Third-grade students in the D.C. public schools achieved national norms on standardized tests in mathematics for the first time in more than 10 years as the school system's scores in reading and math continued to rise for the third year in a row.
The gains by the third-grade youngsters were relatively minor because they fell only one month short of the national norm in mathematics last year. But a dramatic increase was posted by ninth graders, who made the greatest gains of all students here. They improved their scores by a full year in mathematics after a number of years of achieving virtually no progress. yBut even this significant gain left them about two years behind national norms in both reading and mathematics.
The standardized tests were taken by pupils in the third, sixth, ninth and eleventh grades. With the exception of the third graders, District students remained between a half year and three years behind national norms in both subject areas. The tests were given in the spring, and marked the first time 11th grade children had participated since 1977.
Acting Superintendent James T. Guines called the gains "the best hard-nosed testimony" that the school system's three-year-old competency-based curriculum (CBC) is working. He also credited teachers and the increased involvement of parents in city school activities with helping to improve the youngsters' performances.
The CBC program was started by former Superintendent Vincent E. Reed's administration in an effort to reverse the trend of low achievement by public school students here. The program emphasizes reading and math and allows students to work at their own pace, requiring them to master one skill before moving on to another.
The fact that most students still lagged far behind the national norms, especially in reading, Guines said, "must be looked at in the context of where we were" in prior years. "We're not going to say the tests are bad or the kids can't do it," he said. "We will do better in the future."
The national norms for the various grades are 3.8, 6.8, 9.8 and 11.7. District third graders this year scored 3.5 in reading and 3.8 in mathematics, up from 3.3 in reading and 3.7 in mathematics last spring.
Since the tests are given near the end of the school year, third-grade pupils should be close to fourth grade-level work.
Sixth-grade students here scored 5.9 in reading and 6.4 in mathematics. The reading scores were up from 5.8 last year, but the mathematics scores went down from 6.5.
Ninth graders moved from 7.3 in reading last year to 7.7 this year. But the most significant gain was in mathematics where the students scored 8.0 this year, up from 7.0 last year.
School officials credited these gains to a program started this year in the junior high schools. It requires students to take extra courses in reading and math and requires their parents to sign a "contract" guaranteeing that they would check homework, provide their children with a quiet place for study and participate in parent-teacher conferences.
"It paid off," acting vice superintendent J. Weldon Greene said of the program. "They [ninth graders] went up one full year in mathematics and that's not easy to do. It shows how intensive instruction can increase performance on standardized tests."
Greene said additional reading and math courses will be required in all junior high schools next year.
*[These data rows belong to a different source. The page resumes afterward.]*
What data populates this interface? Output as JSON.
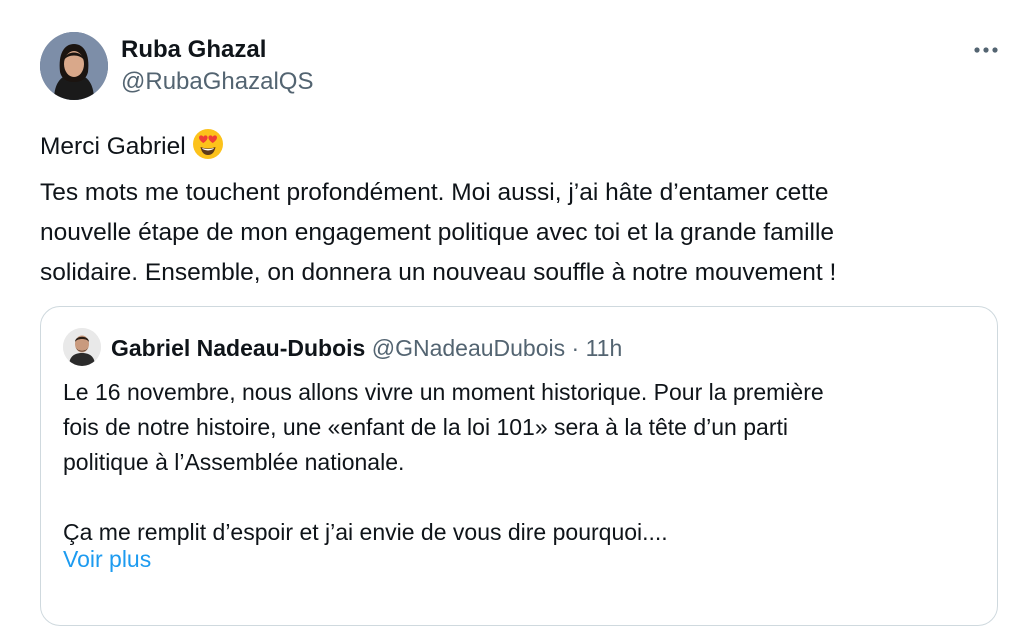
{
  "tweet": {
    "author_name": "Ruba Ghazal",
    "author_handle": "@RubaGhazalQS",
    "more_icon": "more-horizontal-icon",
    "lines": [
      "Merci Gabriel",
      "Tes mots me touchent profondément. Moi aussi, j’ai hâte d’entamer cette",
      "nouvelle étape de mon engagement politique avec toi et la grande famille",
      "solidaire. Ensemble, on donnera un nouveau souffle à notre mouvement !"
    ],
    "emoji": "heart-eyes-emoji"
  },
  "quoted_tweet": {
    "author_name": "Gabriel Nadeau-Dubois",
    "author_handle": "@GNadeauDubois",
    "separator": "·",
    "time": "11h",
    "lines": [
      "Le 16 novembre, nous allons vivre un moment historique. Pour la première",
      "fois de notre histoire, une «enfant de la loi 101» sera à la tête d’un parti",
      "politique à l’Assemblée nationale.",
      "Ça me remplit d’espoir et j’ai envie de vous dire pourquoi...."
    ],
    "show_more": "Voir plus"
  },
  "colors": {
    "text": "#0f1419",
    "secondary": "#536471",
    "link": "#1d9bf0",
    "border": "#cfd9de"
  }
}
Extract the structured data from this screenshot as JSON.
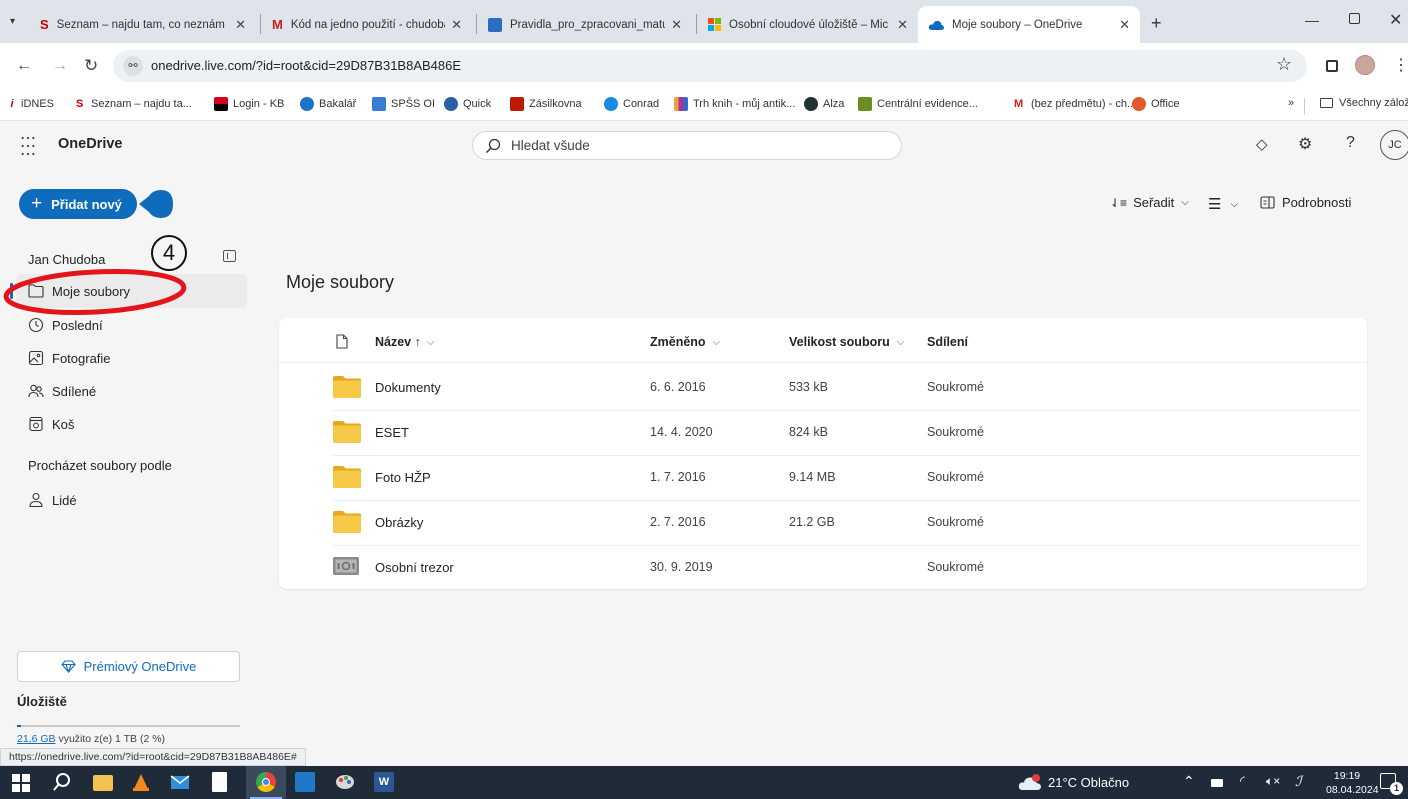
{
  "browser": {
    "tabs": [
      {
        "title": "Seznam – najdu tam, co neznám",
        "icon": "seznam-s-icon"
      },
      {
        "title": "Kód na jedno použití - chudoba",
        "icon": "gmail-icon"
      },
      {
        "title": "Pravidla_pro_zpracovani_maturi",
        "icon": "word-doc-icon"
      },
      {
        "title": "Osobní cloudové úložiště – Mic",
        "icon": "microsoft-icon"
      },
      {
        "title": "Moje soubory – OneDrive",
        "icon": "onedrive-icon",
        "active": true
      }
    ],
    "url": "onedrive.live.com/?id=root&cid=29D87B31B8AB486E",
    "bookmarks": [
      "iDNES",
      "Seznam – najdu ta...",
      "Login - KB",
      "Bakalář",
      "SPŠS OI",
      "Quick",
      "Zásilkovna",
      "Conrad",
      "Trh knih - můj antik...",
      "Alza",
      "Centrální evidence...",
      "(bez předmětu) - ch...",
      "Office"
    ],
    "all_bookmarks": "Všechny záložky",
    "overflow": "»",
    "status_url": "https://onedrive.live.com/?id=root&cid=29D87B31B8AB486E#"
  },
  "app": {
    "name": "OneDrive",
    "search_placeholder": "Hledat všude",
    "avatar": "JC",
    "help": "?"
  },
  "sidebar": {
    "add_new": "Přidat nový",
    "user": "Jan Chudoba",
    "annotation_number": "4",
    "items": [
      {
        "label": "Moje soubory",
        "icon": "folder-icon"
      },
      {
        "label": "Poslední",
        "icon": "clock-icon"
      },
      {
        "label": "Fotografie",
        "icon": "photo-icon"
      },
      {
        "label": "Sdílené",
        "icon": "people-icon"
      },
      {
        "label": "Koš",
        "icon": "recycle-bin-icon"
      }
    ],
    "browse_heading": "Procházet soubory podle",
    "browse_items": [
      {
        "label": "Lidé",
        "icon": "person-icon"
      }
    ],
    "premium": "Prémiový OneDrive",
    "storage_heading": "Úložiště",
    "storage_used": "21,6 GB",
    "storage_text": " využito z(e) 1 TB (2 %)",
    "storage_fraction": 0.02
  },
  "toolbar": {
    "sort": "Seřadit",
    "details": "Podrobnosti"
  },
  "main": {
    "title": "Moje soubory",
    "columns": {
      "name": "Název ↑",
      "modified": "Změněno",
      "size": "Velikost souboru",
      "sharing": "Sdílení"
    },
    "rows": [
      {
        "name": "Dokumenty",
        "modified": "6. 6. 2016",
        "size": "533 kB",
        "sharing": "Soukromé",
        "icon": "folder-icon"
      },
      {
        "name": "ESET",
        "modified": "14. 4. 2020",
        "size": "824 kB",
        "sharing": "Soukromé",
        "icon": "folder-icon"
      },
      {
        "name": "Foto HŽP",
        "modified": "1. 7. 2016",
        "size": "9.14 MB",
        "sharing": "Soukromé",
        "icon": "folder-icon"
      },
      {
        "name": "Obrázky",
        "modified": "2. 7. 2016",
        "size": "21.2 GB",
        "sharing": "Soukromé",
        "icon": "folder-icon"
      },
      {
        "name": "Osobní trezor",
        "modified": "30. 9. 2019",
        "size": "",
        "sharing": "Soukromé",
        "icon": "vault-icon"
      }
    ]
  },
  "taskbar": {
    "weather": "21°C Oblačno",
    "time": "19:19",
    "date": "08.04.2024",
    "notifications": "1"
  },
  "colors": {
    "accent": "#0f6cbd",
    "annotation": "#e4141b",
    "folder": "#f7c948",
    "taskbar": "#1f2b38"
  }
}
The 11th grade students fell the furthest below national norms, scoring 9.1 in reading and 8.8 in mathematics. Greene said school officials thought there was a need to begin testing high school students again. High school teachers also wanted more test data on the students, Greene said.
Reading test scores dropped dramatically in grades six and nine between 1976 and 1977, but stayed fairly stable in grade three. Then, in 1978, they all began a steady rise.
Math scores dropped sharply in grade nine in 1977, but then began climbing in all three grades in 1978.
The national grade level norms are based on scores of a representative national sample of about 130,000 students tested in 1973. The norms have not been revised since then and thus do not reflect changes around the country since 1973. They do, however, provide a consistent measure of achievement in Washington.
The scores are based on a 10-month school year. The test itself is a three-hour multiple choice exam called the Comprehensive Test of Basic Skills (CTBS). Ti is published by the California Testing Bureau, a division of McGraw-Hill Inc.
"Lots of people have said these tests are biased," Guines said last night. "So this must be the acid test" that the District's program is working, he added.